WASHINGTON (December 20, 2017) – The U.S. House and Senate today passed the conference agreement of the “Tax Cuts and Jobs Act,” marking a near end-of-the-road for Congress’s tax reform efforts this year. The president is expected to sign the bill later this week.
The National Association of Realtors® raised strong objections earlier in the year to tax reform proposals put forth by the House and Senate, arguing those proposals threatened home values, eliminated the tax incentives to own a home for most Americans and potentially raised taxes on many middle-class families.
On Friday, however, Congressional leaders announced a consensus agreement between the House and Senate that included significant changes to the bill. NAR President Elizabeth Mendenhall, a sixth-generation Realtor® from Columbia, Missouri and CEO of RE/MAX Boone Realty said that while Realtors® still have concerns with the overall structure of the bill, fresh limits on the state and local tax deduction, and other changes, the final product is a significant improvement over previous iterations.
Mendenhall added that while the work on tax reform is complete for 2017, next year will likely hold opportunities to further improve the tax landscape for middle-class homeowners, and issued the following statement:
“The final tax reform bill is far from perfect, but it’s been greatly improved for homeowners over previous versions. Realtors® should be proud of the good work they did to help get us here. We generated over 300,000 emails to members of Congress through two calls for action and held countless in-person meetings with legislators, all of which helped shape the final product.
“The results are mixed. We saved the exclusion for capital gains on the sale of a home and preserved the like-kind exchange for real property. Many agents and brokers who earn income as independent contractors or from pass-through businesses will also see a significant deduction on that business income.
“Despite these successes, we still have some hard work ahead of us. Significant legislative initiatives often require fixes to address unintended consequences, and this bill is no exception.
“The new tax regime will fundamentally alter the benefits of homeownership by nullifying incentives for individuals and families while keeping those incentives in place for large institutional investors. That should concern any middle-class family looking to claim their piece of the American Dream.
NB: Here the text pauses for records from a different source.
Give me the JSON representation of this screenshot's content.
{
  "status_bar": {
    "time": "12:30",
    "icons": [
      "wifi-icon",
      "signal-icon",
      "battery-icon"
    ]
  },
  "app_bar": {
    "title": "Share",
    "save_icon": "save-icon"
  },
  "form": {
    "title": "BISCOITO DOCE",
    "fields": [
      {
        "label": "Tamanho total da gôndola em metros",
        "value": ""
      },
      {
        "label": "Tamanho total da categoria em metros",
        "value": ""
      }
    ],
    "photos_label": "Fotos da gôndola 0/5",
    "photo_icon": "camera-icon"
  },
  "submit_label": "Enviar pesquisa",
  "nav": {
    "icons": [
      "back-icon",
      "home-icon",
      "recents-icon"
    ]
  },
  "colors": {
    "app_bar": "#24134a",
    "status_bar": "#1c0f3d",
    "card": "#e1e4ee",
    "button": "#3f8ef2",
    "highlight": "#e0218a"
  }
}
“Realtors®’ work to help them get there will continue, and we look forward to joining members of Congress from both sides of the rotunda on that endeavor.”